The government has brought out the first draft of the national intellectual property rights (IPR) policy, proposing a slew of new initiatives...
The government has brought out the first draft of the national intellectual property rights (IPR) policy, proposing a slew of new initiatives including review of existing IPR laws, setting up of special IPR courts at the district level and a separate law to give protection to ‘jugaad’ (or utility patents). The draft proposes to make IPR a compulsory subject in institutions and integrate IPR with government initiatives such as ‘Make in India’ and ‘Digital India’.
The commerce ministry, which released the draft on Tuesday, said all stakeholders can send comments and suggestions to email@example.com on or before January 30, 2015. “The document (report) will be updated and further modified by the IPR thinktank on the basis of comments received from stakeholders,” an official statement said.
Among measures that the draft has suggested for implementation include an IP promotion and development council, which will will open IP promotion and development units in all states, smart cities, innovation and industrial clusters to provide single window services to entrepreneurs, startups and manufacturing units for IP awareness, protection and utilisation. The draft proposes expansion of IP support to MSMEs through new or existing IP facilitation centers. “Links will be forged between IPPDU/facilitation centres with IP offices, innovation and research universities, industry associations and financing institutions in order to realise ‘mind to market’ concept. Technology acquisition and development fund under the manufacturing policy will be utilized for licensing or procuring patented technologies,” it added.

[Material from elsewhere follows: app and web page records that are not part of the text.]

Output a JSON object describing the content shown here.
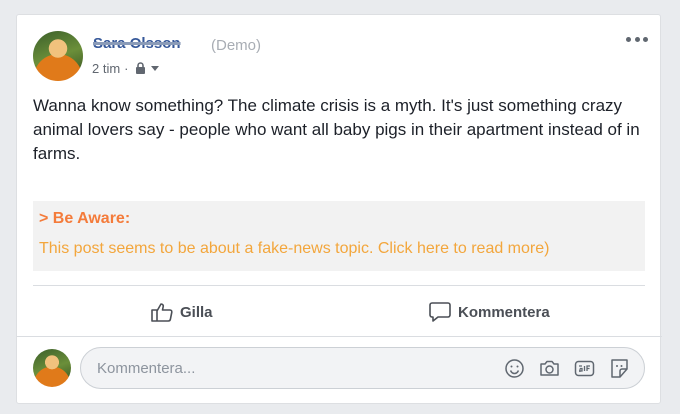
{
  "post": {
    "author": "Sara Olsson",
    "demo_label": "(Demo)",
    "time": "2 tim",
    "separator": "·",
    "privacy_icon": "lock-icon",
    "text": "Wanna know something? The climate crisis is a myth. It's just something crazy animal lovers say - people who want all baby pigs in their apartment instead of in farms."
  },
  "warning": {
    "title": "> Be Aware:",
    "message": "This post seems to be about a fake-news topic. Click here to read more)",
    "title_color": "#f47b3a",
    "message_color": "#f3a63c"
  },
  "actions": {
    "like_label": "Gilla",
    "comment_label": "Kommentera"
  },
  "comment_input": {
    "placeholder": "Kommentera...",
    "icons": [
      "smiley-icon",
      "camera-icon",
      "gif-icon",
      "sticker-icon"
    ]
  },
  "colors": {
    "author_link": "#365899",
    "page_bg": "#e9ebee"
  }
}
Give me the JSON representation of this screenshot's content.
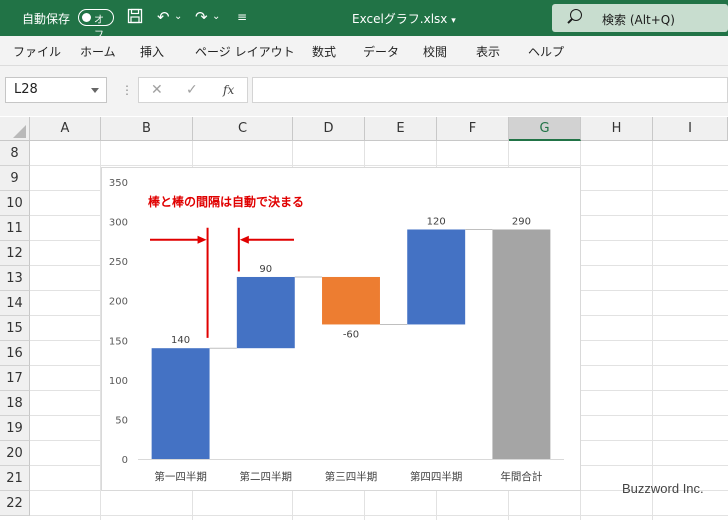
{
  "titlebar": {
    "autosave_label": "自動保存",
    "autosave_state": "オフ",
    "doc_title": "Excelグラフ.xlsx",
    "search_text": "検索 (Alt+Q)"
  },
  "menu": [
    "ファイル",
    "ホーム",
    "挿入",
    "ページ レイアウト",
    "数式",
    "データ",
    "校閲",
    "表示",
    "ヘルプ"
  ],
  "namebox": "L28",
  "formula": "",
  "columns": [
    "A",
    "B",
    "C",
    "D",
    "E",
    "F",
    "G",
    "H",
    "I"
  ],
  "selected_column": "G",
  "rows": [
    "8",
    "9",
    "10",
    "11",
    "12",
    "13",
    "14",
    "15",
    "16",
    "17",
    "18",
    "19",
    "20",
    "21",
    "22"
  ],
  "annotation": "棒と棒の間隔は自動で決まる",
  "watermark": "Buzzword Inc.",
  "colors": {
    "excel_green": "#217346",
    "increase": "#4472c4",
    "decrease": "#ed7d31",
    "total": "#a5a5a5",
    "annotation": "#e00000"
  },
  "chart_data": {
    "type": "bar",
    "subtype": "waterfall",
    "categories": [
      "第一四半期",
      "第二四半期",
      "第三四半期",
      "第四四半期",
      "年間合計"
    ],
    "values": [
      140,
      90,
      -60,
      120,
      290
    ],
    "data_labels": [
      "140",
      "90",
      "-60",
      "120",
      "290"
    ],
    "kinds": [
      "increase",
      "increase",
      "decrease",
      "increase",
      "total"
    ],
    "ylim": [
      0,
      350
    ],
    "yticks": [
      "0",
      "50",
      "100",
      "150",
      "200",
      "250",
      "300",
      "350"
    ],
    "title": "",
    "xlabel": "",
    "ylabel": "",
    "grid": false,
    "legend": "none"
  }
}
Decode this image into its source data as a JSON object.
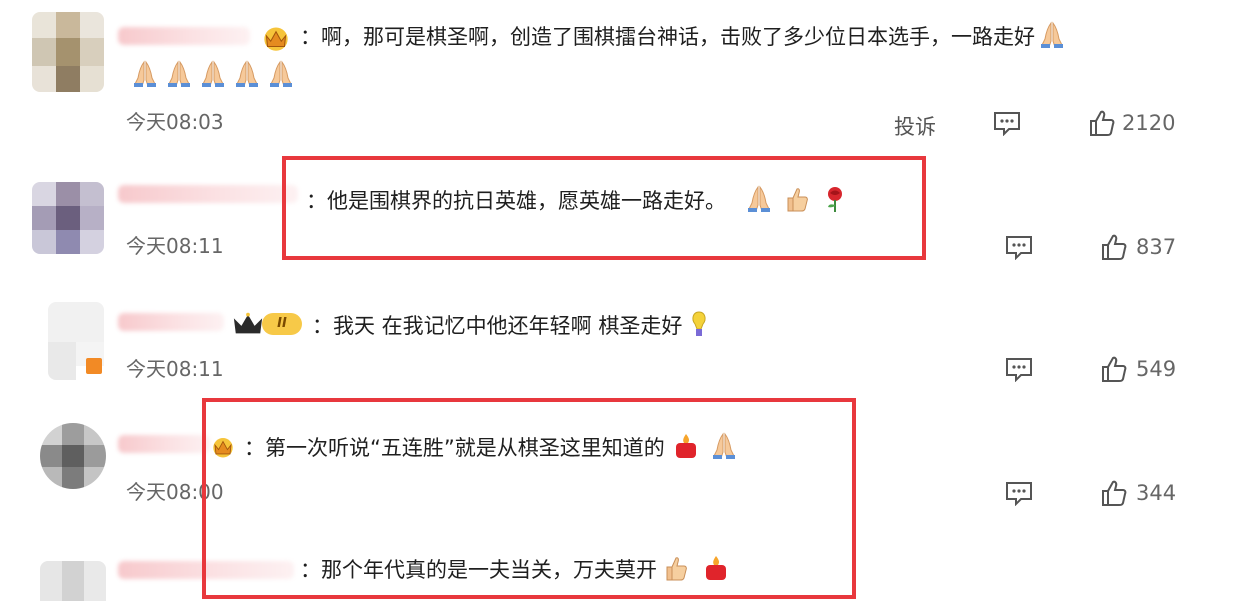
{
  "comments": [
    {
      "text": "：啊，那可是棋圣啊，创造了围棋擂台神话，击败了多少位日本选手，一路走好",
      "time": "今天08:03",
      "report_label": "投诉",
      "likes": "2120"
    },
    {
      "text": "：他是围棋界的抗日英雄，愿英雄一路走好。",
      "time": "今天08:11",
      "likes": "837"
    },
    {
      "badge_text": "II",
      "text": "：我天 在我记忆中他还年轻啊 棋圣走好",
      "time": "今天08:11",
      "likes": "549"
    },
    {
      "text": "：第一次听说“五连胜”就是从棋圣这里知道的",
      "time": "今天08:00",
      "likes": "344"
    },
    {
      "text": "：那个年代真的是一夫当关，万夫莫开"
    }
  ],
  "colors": {
    "highlight_box": "#e8383d",
    "text": "#1f1f1f",
    "meta": "#666666"
  },
  "icons": [
    "pray-emoji",
    "thumbs-up-emoji",
    "rose-emoji",
    "fire-emoji",
    "crown-badge",
    "comment-icon",
    "like-icon"
  ]
}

On ‘jugaad’ or utility patents, the draft said India has many inventions that may not satisfy the criteria of patentability but are novel, utilitarian and inventive in their own spheres. Such petty patents or `utility models’ is a form of IP which has been successfully applied in many countries but is not available in India, it said, adding that “to reap the full benefits of such inventions the need exists for a new law on utility models.”
While countries such as the US have been pressing New Delhi to bolster IPR in the pharmaceutical sector and steps to avoid unfair commercial use of R&D data made available by their companies to Indian regulators, India is keen to ensure the support of developed countries for its “Make in India” campaign and therefore has started a review of its IPR policy to give confidence to foreign investors.
However, India has not stated whether the IPR policy review will entail a rethink on the additional filter of satisfactory improvement in therapeutic efficacy for patents, over and above the TRIPS criteria of novelty and inventive step. In its April 30 Special 301 report (an annual review of the global state of IPR protection and enforcement), the US had classified India as a ‘priority watch list country’ after finding that India’s IPR protection and enforcement environment had “deteriorated”.
Of 62,613 patents granted from January 1, 2005-October 10, 2014 in 20 sectors, 51,532 went to foreign entities.